The University of Southampton
University of Southampton Institutional Repository
Warning ePrints Soton is experiencing an issue with some file downloads not being available. We are working hard to fix this. Please bear with us.

The ME7 prion model of neurodegeneration as a tool to understand and target neuroinflammation in Alzheimer's disease

The ME7 prion model of neurodegeneration as a tool to understand and target neuroinflammation in Alzheimer's disease
The ME7 prion model of neurodegeneration as a tool to understand and target neuroinflammation in Alzheimer's disease

To develop disease-modifying therapies for Alzheimer's disease (AD), an understanding of the pathways that lead to synaptic damage and neuronal cell death is required. The ME7 prion mouse model shares hallmarks of human neurodegenerative diseases and has a well-defined disease progression that can be monitored non-invasively through changes in behaviour. In addition, a strong involvement of neuroinflammation in ME7 disease progression and systemic inflammatory challenge has provided rationale to study and target cytokines in human AD patients. Furthermore, susceptibility of the model to acute cognitive deficits generated a model of delirium has supported human dementia studies. Thus, the ME7 prion model provides a translatable model of neurodegeneration and neuroinflammation that could provide validation of potential treatments against the inflammatory response during neurodegeneration.

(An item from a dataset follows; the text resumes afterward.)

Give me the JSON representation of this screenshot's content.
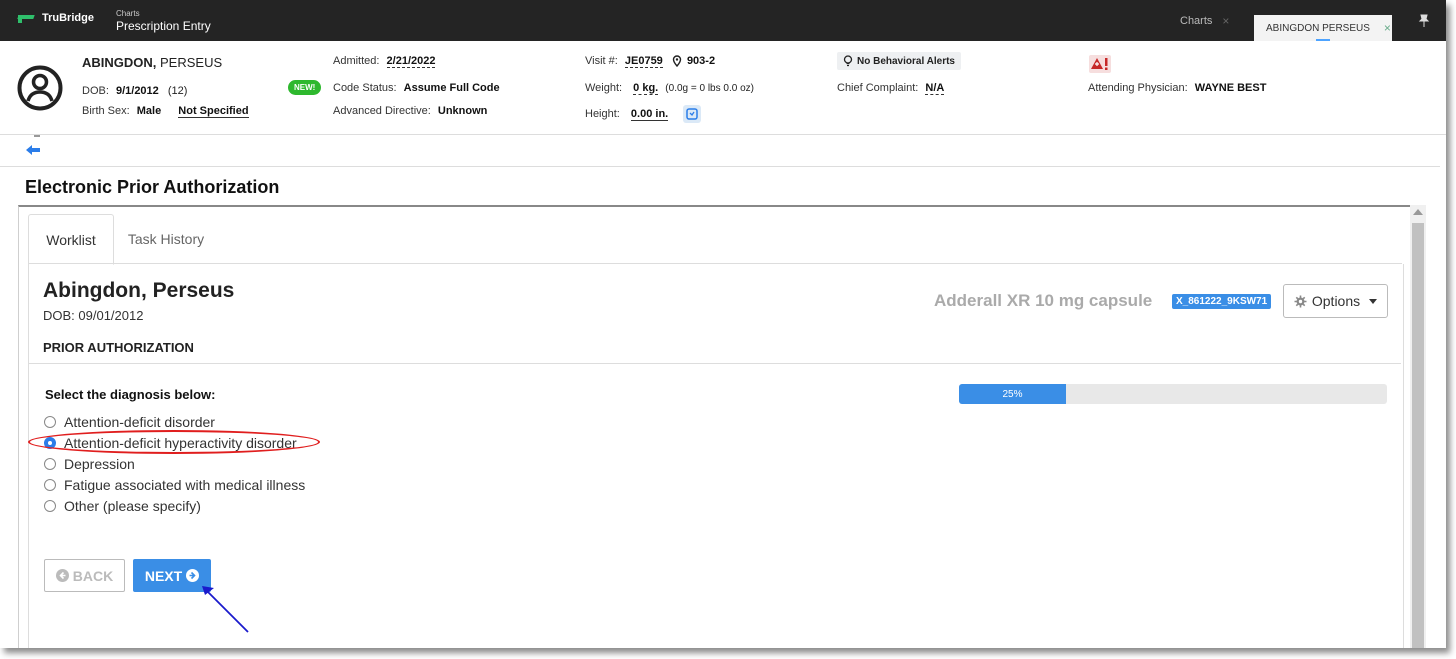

45-52
Chouhan, Joe K.
4468111f-65b2-4046-9860-70843616f83b
Fowler, Susan B.
fc32b58b-8a85-4d40-8471-d78a629876b4
Webster, Carl I.
44f49090-c4eb-440b-ae2c-6fe70f9188d6
Teeling, Jessica L.
fcde1c8e-e5f8-4747-9f3a-6bdb5cd87d0a
Chouhan, Joe K.
4468111f-65b2-4046-9860-70843616f83b
Fowler, Susan B.
fc32b58b-8a85-4d40-8471-d78a629876b4
Webster, Carl I.
44f49090-c4eb-440b-ae2c-6fe70f9188d6
Teeling, Jessica L.
fcde1c8e-e5f8-4747-9f3a-6bdb5cd87d0a

Chouhan, Joe K., Fowler, Susan B., Webster, Carl I. and Teeling, Jessica L. (2018) The ME7 prion model of neurodegeneration as a tool to understand and target neuroinflammation in Alzheimer's disease. Drug Discovery Today: Disease Models, 25-26, 45-52. (doi:10.1016/j.ddmod.2018.10.004).

Record type: Article

Abstract

To develop disease-modifying therapies for Alzheimer's disease (AD), an understanding of the pathways that lead to synaptic damage and neuronal cell death is required. The ME7 prion mouse model shares hallmarks of human neurodegenerative diseases and has a well-defined disease progression that can be monitored non-invasively through changes in behaviour. In addition, a strong involvement of neuroinflammation in ME7 disease progression and systemic inflammatory challenge has provided rationale to study and target cytokines in human AD patients. Furthermore, susceptibility of the model to acute cognitive deficits generated a model of delirium has supported human dementia studies. Thus, the ME7 prion model provides a translatable model of neurodegeneration and neuroinflammation that could provide validation of potential treatments against the inflammatory response during neurodegeneration.

This record has no associated files available for download.

More information

Accepted/In Press date: 29 October 2018
e-pub ahead of print date: 22 November 2018

Identifiers

Local EPrints ID: 428427
URI: http://eprints.soton.ac.uk/id/eprint/428427
PURE UUID: a8ee27cf-f8bc-4df8-b67a-7df9678d095f
ORCID for Jessica L. Teeling: ORCID iD orcid.org/0000-0003-4004-7391

Catalogue record

Date deposited: 22 Feb 2019 17:31
Last modified: 10 Nov 2021 03:12

Export record

Altmetrics

Contributors

Author: Joe K. Chouhan
Author: Susan B. Fowler
Author: Carl I. Webster

Download statistics

Downloads from ePrints over the past year. Other digital versions may also be available to download e.g. from the publisher's website.

View more statistics

Atom RSS 1.0 RSS 2.0

Contact ePrints Soton: eprints@soton.ac.uk

ePrints Soton supports OAI 2.0 with a base URL of http://eprints.soton.ac.uk/cgi/oai2

This repository has been built using EPrints software, developed at the University of Southampton, but available to everyone to use.

We use cookies to ensure that we give you the best experience on our website. If you continue without changing your settings, we will assume that you are happy to receive cookies on the University of Southampton website.

×